Four of the original members of the Gang of Six — Democrats Mark Warner (Va.) and Kent Conrad (N.D.) and Republicans Saxby Chambliss (Ga.) and Mike Crapo (Idaho) — said the next step is to receive feedback from their colleagues and see whether they can get a filibuster-proof majority of 60 to sign on. Then they will decide how to move forward.
“This was always a debt-reduction exercise, not an extension-of-the-debt-limit exercise,” said Conrad, who chairs the Senate Budget Committee. “How those two come together or don’t, I don’t know the answer to that yet.”
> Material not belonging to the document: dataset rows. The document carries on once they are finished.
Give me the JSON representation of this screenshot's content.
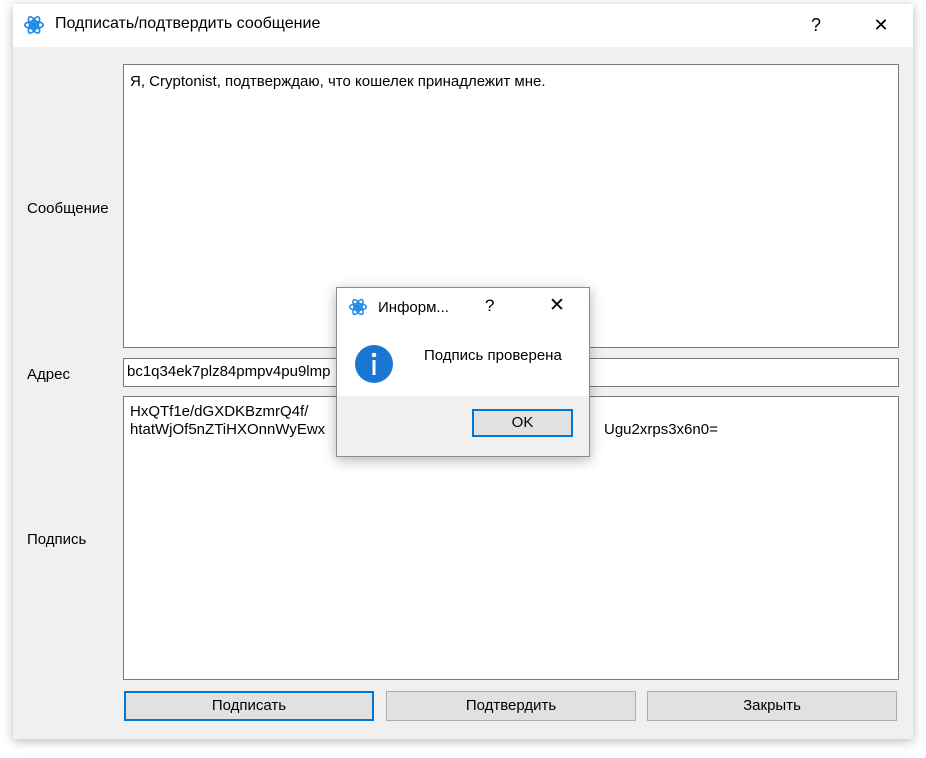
{
  "window": {
    "title": "Подписать/подтвердить сообщение",
    "help_glyph": "?",
    "close_glyph": "✕",
    "icon": "app-logo-icon"
  },
  "form": {
    "message_label": "Сообщение",
    "message_value": "Я, Cryptonist, подтверждаю, что кошелек принадлежит мне.",
    "address_label": "Адрес",
    "address_value": "bc1q34ek7plz84pmpv4pu9lmp",
    "signature_label": "Подпись",
    "signature_line1": "HxQTf1e/dGXDKBzmrQ4f/",
    "signature_line2_start": "htatWjOf5nZTiHXOnnWyEwx",
    "signature_line2_end": "Ugu2xrps3x6n0="
  },
  "buttons": {
    "sign": "Подписать",
    "verify": "Подтвердить",
    "close": "Закрыть"
  },
  "dialog": {
    "title": "Информ...",
    "help_glyph": "?",
    "close_glyph": "✕",
    "icon": "info-icon",
    "message": "Подпись проверена",
    "ok_label": "OK"
  },
  "colors": {
    "accent": "#0078d7",
    "window_bg": "#f0f0f0",
    "button_bg": "#e1e1e1"
  }
}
The Gang of Six formed in the wake of Obama’s fiscal commission, an 18-member panel whose ideas sparked widespread interest but failed to win the needed 14 votes to send its recommendations to the floor of the House and Senate. Reluctant to let the effort fade away, commission members Conrad and Crapo joined forces with Warner and Chambliss to try to draft the commission plan into a legislation.
The Gang of Six stumbled after two other members — Sen. Richard J. Durbin (D-Ill.) and Sen. Tom Coburn (R-Okla.) — reached an impasse over cuts to entitlement programs and Coburn left the group in mid-May. A last-ditch effort to reach agreement last week failed, and members said the group had disbanded.
“We have a plan. We need a gang,” Durbin told reporters with evident frustration.
But on Tuesday, Coburn was back, saying the plan had been tweaked to add more than $100 billion in cuts to health care programs.
“The plan has moved significantly, and it’s where we need to be,” he told reporters. “This creates the way forward to where we can solve our problems.”
The development comes as lawmakers and the Obama administration are struggling to develop a debt-reduction plan that would persuade a hostile Congress to raise the legal limit on government borrowing. Unless Congress acts to lift the $14.3 trillion debt limit by Aug. 2, Treasury officials have said the government will begin to default on its obligations.
The House was moving forward Tuesday with a separate proposal to cap government spending and make raising the debt limit contingent upon congressional passage of a balanced budget amendment to the U.S. constitution. With that plan given almost no chance of approval in the Senate — and with Obama threatening to veto it — House Speaker John A. Boehner (R-Ohio) conceded that quiet conversations are underway regarding alternatives.
“I’m not giving up on cut, cap and balance,” Boehner said. “But I do think it’s responsible for us to look at what Plan B would look like.”
Staff writer Rosalind S. Helderman contributed to this report.